■ Recorded information ■

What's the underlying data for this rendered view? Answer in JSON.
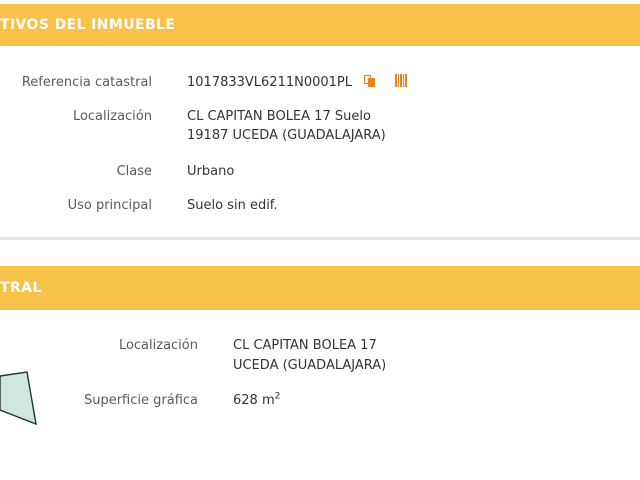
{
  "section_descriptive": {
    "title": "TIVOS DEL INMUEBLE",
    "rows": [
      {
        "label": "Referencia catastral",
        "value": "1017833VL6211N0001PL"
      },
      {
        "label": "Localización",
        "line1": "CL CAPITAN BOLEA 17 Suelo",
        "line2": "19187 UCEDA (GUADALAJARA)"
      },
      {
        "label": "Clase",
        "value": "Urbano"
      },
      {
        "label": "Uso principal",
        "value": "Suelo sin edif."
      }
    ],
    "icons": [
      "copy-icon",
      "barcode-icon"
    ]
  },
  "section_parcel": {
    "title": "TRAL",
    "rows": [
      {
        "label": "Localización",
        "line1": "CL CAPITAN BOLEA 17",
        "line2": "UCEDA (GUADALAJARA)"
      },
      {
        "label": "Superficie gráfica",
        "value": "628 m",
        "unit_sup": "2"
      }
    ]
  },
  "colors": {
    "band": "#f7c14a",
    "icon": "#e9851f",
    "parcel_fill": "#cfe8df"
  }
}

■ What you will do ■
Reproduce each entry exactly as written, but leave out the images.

■ Output below ■
What's the underlying data for this rendered view? Answer in JSON.
{
  "section_descriptive": {
    "title": "TIVOS DEL INMUEBLE",
    "rows": [
      {
        "label": "Referencia catastral",
        "value": "1017833VL6211N0001PL"
      },
      {
        "label": "Localización",
        "line1": "CL CAPITAN BOLEA 17 Suelo",
        "line2": "19187 UCEDA (GUADALAJARA)"
      },
      {
        "label": "Clase",
        "value": "Urbano"
      },
      {
        "label": "Uso principal",
        "value": "Suelo sin edif."
      }
    ],
    "icons": [
      "copy-icon",
      "barcode-icon"
    ]
  },
  "section_parcel": {
    "title": "TRAL",
    "rows": [
      {
        "label": "Localización",
        "line1": "CL CAPITAN BOLEA 17",
        "line2": "UCEDA (GUADALAJARA)"
      },
      {
        "label": "Superficie gráfica",
        "value": "628 m",
        "unit_sup": "2"
      }
    ]
  },
  "colors": {
    "band": "#f7c14a",
    "icon": "#e9851f",
    "parcel_fill": "#cfe8df"
  }
}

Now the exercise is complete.